§ **What to produce**: Where a line in the listing contains the string "statesman", copy that line out.

§ **Supplied data**:
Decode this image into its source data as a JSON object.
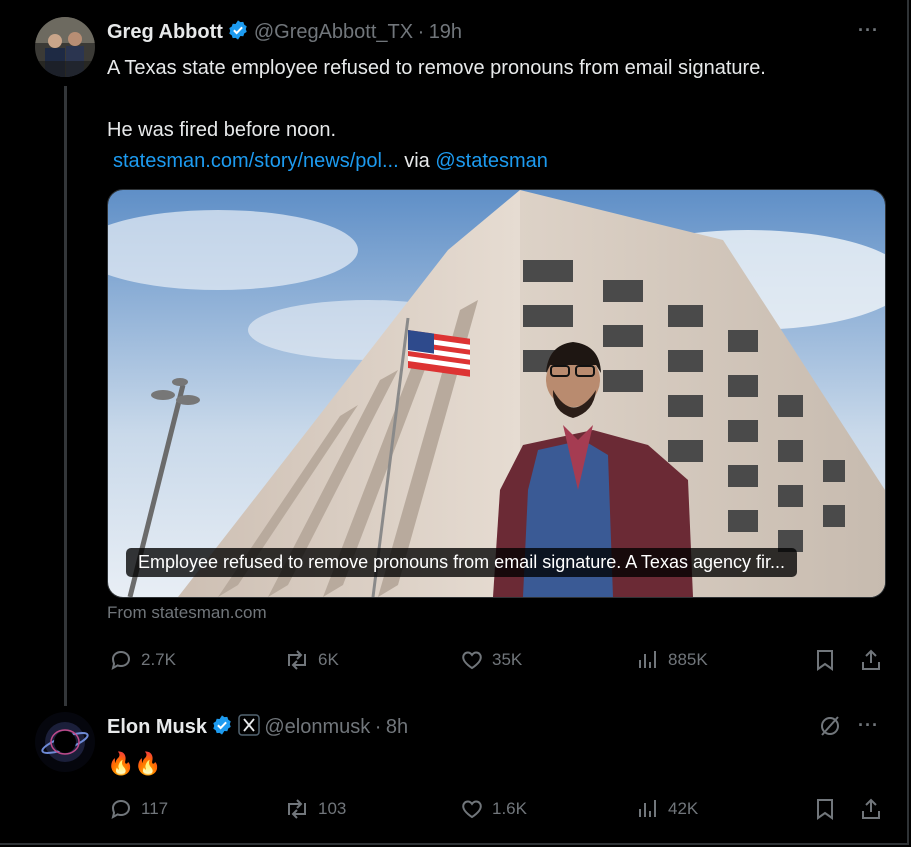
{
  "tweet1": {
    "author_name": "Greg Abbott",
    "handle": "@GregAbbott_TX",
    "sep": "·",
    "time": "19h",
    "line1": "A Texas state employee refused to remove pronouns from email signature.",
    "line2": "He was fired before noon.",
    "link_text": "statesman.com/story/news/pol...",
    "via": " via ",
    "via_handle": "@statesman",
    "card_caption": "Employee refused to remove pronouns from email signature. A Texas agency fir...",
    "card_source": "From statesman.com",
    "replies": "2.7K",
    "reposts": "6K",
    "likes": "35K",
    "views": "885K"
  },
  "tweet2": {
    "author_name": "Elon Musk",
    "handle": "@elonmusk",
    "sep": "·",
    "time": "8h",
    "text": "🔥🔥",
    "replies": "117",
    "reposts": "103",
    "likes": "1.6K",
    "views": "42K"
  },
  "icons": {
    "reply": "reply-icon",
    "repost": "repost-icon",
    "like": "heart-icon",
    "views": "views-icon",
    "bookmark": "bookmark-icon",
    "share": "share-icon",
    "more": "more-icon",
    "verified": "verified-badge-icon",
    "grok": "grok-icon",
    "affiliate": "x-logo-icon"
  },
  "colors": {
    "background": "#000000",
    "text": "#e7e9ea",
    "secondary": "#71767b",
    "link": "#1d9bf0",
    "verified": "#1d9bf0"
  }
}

§ **Result of this exercise**:
    "link_text": "statesman.com/story/news/pol...",
    "via_handle": "@statesman",
    "card_source": "From statesman.com",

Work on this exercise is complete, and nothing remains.